Chaco and Formosa, Argentina
Recommended for classification as an Iron, IAB-MG
Few cosmic impacts during our planet’s tumultuous history can have generated such measurable and far-reaching an influence as the gigantic Campo del Cielo meteorite fall. It is aptly named, as Campo del Cielo is Spanish for “Field of Heaven,” or “Field of the Sky,” and it must truly have seemed that the sky was falling at the time of impact. About 5,600 years ago dense, nickel-iron cosmic debris rained down over what are today the Argentinian provinces of Chaco and Formosa. It must surely have seemed like the end of the world to any early peoples unlucky enough to have been in the vicinity. The incoming meteoroids (the scientific term for a potential meteorite before it makes contact with the ground), likely had a long and shallow flight path, as evidenced by the lengthy fall zone, or strewnfield. The larger masses formed craters and over twenty have been recorded. Although early peoples likely collected some of the metallic fragments from the surface — perhaps using them as tools or weapons — the first recorded information about this historic meteorite comes from 1576 when the invading Spanish noted the existence of abundant natural iron in Chaco province.

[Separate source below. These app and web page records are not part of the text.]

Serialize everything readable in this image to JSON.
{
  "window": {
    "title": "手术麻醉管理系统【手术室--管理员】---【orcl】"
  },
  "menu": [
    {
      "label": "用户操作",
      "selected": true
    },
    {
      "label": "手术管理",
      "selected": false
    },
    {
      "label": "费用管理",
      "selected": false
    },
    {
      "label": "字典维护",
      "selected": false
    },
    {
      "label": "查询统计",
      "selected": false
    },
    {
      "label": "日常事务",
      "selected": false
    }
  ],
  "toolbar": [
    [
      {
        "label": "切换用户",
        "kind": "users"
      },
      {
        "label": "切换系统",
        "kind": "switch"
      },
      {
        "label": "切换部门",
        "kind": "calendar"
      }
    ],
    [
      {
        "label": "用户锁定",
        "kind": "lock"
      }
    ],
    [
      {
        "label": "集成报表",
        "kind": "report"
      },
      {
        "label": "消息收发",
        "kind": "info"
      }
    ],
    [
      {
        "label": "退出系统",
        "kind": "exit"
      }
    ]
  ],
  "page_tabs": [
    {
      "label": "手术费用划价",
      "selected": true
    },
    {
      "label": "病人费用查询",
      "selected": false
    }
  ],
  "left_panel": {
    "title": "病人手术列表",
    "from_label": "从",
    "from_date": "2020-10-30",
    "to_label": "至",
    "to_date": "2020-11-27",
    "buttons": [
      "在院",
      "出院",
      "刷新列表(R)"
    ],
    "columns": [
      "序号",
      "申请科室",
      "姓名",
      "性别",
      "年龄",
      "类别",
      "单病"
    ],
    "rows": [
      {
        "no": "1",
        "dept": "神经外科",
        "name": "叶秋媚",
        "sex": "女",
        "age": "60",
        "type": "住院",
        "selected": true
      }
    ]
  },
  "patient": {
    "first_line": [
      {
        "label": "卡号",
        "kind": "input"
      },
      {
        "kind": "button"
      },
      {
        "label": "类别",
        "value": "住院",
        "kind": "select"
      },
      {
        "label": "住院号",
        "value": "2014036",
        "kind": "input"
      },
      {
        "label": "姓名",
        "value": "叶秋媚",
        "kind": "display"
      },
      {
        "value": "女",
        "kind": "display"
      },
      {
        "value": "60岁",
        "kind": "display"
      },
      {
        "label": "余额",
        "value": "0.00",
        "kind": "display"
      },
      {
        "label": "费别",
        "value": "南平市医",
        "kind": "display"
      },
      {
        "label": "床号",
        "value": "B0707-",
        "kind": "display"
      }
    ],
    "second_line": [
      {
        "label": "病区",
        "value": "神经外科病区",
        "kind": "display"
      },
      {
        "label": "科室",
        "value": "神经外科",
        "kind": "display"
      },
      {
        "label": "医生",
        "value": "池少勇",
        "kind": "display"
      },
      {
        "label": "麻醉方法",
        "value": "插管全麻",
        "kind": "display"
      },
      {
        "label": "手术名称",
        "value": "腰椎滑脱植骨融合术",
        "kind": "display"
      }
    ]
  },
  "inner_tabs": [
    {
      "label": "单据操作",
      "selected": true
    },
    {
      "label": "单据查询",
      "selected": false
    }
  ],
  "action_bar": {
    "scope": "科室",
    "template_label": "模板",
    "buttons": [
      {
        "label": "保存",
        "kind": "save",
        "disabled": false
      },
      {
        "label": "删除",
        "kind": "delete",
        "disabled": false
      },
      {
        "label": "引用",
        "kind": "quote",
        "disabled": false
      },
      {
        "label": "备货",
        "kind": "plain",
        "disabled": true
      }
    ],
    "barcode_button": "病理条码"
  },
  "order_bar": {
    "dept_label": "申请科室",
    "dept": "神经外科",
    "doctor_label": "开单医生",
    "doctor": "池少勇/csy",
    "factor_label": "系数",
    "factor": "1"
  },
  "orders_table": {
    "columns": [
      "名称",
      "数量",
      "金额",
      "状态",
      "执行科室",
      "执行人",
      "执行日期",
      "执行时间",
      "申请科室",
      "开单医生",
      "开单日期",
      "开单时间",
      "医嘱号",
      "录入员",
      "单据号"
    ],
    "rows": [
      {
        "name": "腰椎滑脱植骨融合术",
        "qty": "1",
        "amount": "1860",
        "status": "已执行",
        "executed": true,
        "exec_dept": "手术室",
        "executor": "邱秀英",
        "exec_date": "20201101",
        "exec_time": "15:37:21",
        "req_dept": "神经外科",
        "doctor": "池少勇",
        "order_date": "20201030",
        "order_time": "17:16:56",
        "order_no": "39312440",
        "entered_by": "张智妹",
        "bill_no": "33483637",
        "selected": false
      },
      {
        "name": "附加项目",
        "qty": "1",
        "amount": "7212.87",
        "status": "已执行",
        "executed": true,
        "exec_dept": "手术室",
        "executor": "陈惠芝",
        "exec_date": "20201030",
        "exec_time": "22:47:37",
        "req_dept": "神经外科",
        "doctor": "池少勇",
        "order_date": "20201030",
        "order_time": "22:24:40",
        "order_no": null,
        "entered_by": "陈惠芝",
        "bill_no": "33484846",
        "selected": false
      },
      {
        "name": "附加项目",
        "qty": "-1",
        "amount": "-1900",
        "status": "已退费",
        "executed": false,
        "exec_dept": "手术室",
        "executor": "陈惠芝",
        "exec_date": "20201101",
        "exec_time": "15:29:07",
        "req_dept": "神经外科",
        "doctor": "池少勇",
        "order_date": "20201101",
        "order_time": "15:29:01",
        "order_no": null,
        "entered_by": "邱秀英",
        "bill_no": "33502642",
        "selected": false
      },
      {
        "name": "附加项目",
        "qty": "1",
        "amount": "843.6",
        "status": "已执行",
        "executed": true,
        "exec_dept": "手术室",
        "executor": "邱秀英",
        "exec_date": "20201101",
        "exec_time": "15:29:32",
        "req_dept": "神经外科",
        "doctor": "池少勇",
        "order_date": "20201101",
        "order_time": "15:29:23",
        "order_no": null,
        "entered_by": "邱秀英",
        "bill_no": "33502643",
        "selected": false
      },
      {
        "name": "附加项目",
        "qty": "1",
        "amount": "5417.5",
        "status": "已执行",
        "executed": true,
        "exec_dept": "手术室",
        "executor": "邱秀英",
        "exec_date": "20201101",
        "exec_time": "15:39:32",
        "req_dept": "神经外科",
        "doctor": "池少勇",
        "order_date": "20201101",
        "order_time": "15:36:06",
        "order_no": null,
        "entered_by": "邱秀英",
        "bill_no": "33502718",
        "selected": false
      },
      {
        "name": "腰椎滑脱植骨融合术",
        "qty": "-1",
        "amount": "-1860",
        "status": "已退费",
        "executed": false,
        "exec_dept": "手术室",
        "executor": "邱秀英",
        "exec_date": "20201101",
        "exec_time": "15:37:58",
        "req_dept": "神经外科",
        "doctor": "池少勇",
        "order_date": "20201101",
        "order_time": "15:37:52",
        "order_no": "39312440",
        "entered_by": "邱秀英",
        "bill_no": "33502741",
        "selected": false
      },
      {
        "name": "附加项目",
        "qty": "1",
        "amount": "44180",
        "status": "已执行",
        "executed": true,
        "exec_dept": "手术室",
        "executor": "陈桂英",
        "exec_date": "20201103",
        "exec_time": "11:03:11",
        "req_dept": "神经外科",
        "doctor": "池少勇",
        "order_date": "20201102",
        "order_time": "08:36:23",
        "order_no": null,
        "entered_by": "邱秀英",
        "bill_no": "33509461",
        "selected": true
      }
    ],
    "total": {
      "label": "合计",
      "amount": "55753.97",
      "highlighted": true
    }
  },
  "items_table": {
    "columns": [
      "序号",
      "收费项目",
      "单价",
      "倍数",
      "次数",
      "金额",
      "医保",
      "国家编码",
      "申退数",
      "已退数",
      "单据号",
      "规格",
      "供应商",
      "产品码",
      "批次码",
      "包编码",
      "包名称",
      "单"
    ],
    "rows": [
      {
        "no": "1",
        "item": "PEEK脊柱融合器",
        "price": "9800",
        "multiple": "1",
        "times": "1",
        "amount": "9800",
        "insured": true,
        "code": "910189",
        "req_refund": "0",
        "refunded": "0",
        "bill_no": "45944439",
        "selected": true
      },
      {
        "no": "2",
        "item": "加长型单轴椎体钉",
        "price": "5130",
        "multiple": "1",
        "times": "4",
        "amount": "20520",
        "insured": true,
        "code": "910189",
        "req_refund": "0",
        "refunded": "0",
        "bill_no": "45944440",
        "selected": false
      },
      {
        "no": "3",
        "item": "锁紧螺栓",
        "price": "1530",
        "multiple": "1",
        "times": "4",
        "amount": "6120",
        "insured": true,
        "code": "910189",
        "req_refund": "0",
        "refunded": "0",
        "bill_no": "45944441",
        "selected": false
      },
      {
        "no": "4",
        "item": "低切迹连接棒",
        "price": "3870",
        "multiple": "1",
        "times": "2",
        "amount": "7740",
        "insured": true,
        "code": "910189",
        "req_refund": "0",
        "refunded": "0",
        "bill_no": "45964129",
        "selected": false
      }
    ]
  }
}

Some large masses of Campo del Cielo remained on the surface, while others were buried over time. Some of those were recovered from significant depths — 12 feet or more — with the help of professional metal detectors.
On January 1, 2008 Argentina implemented a law prohibiting the exportation of meteorites. All of our Campo del Cielo specimens were legally obtained prior to the enactment of that law. We do not trade in illegally exported meteorite specimens.
In his global travels spanning over two decades, Geoff Notkin amassed a truly world-class collection of meteorites, which we are pleased to present. These pieces are an assemblage of top-quality examples of stone and iron meteorites, pallasite, mesosiderites, impactites, and lunar and Martian specimens. Also represented are historic and rare meteorite types, which often come with the best stories.
Geoff has opened his vault and pulled some of his long-time favorites, meticulously hand-painting Notkin Collection (NC) numbers on some. Experienced collectors will spot famous meteorites among the lot, including rocks Geoff pulled from the ground himself from impact sites around the world. This is a spectacular opportunity for novice collectors as well, who would do well to pick up a Notkin Collection meteorite not likely to circulate the market in the future.
Each Notkin Collection piece is accompanied by a special identification card, signed by Geoff himself, that includes that meteorite’s unique NC number.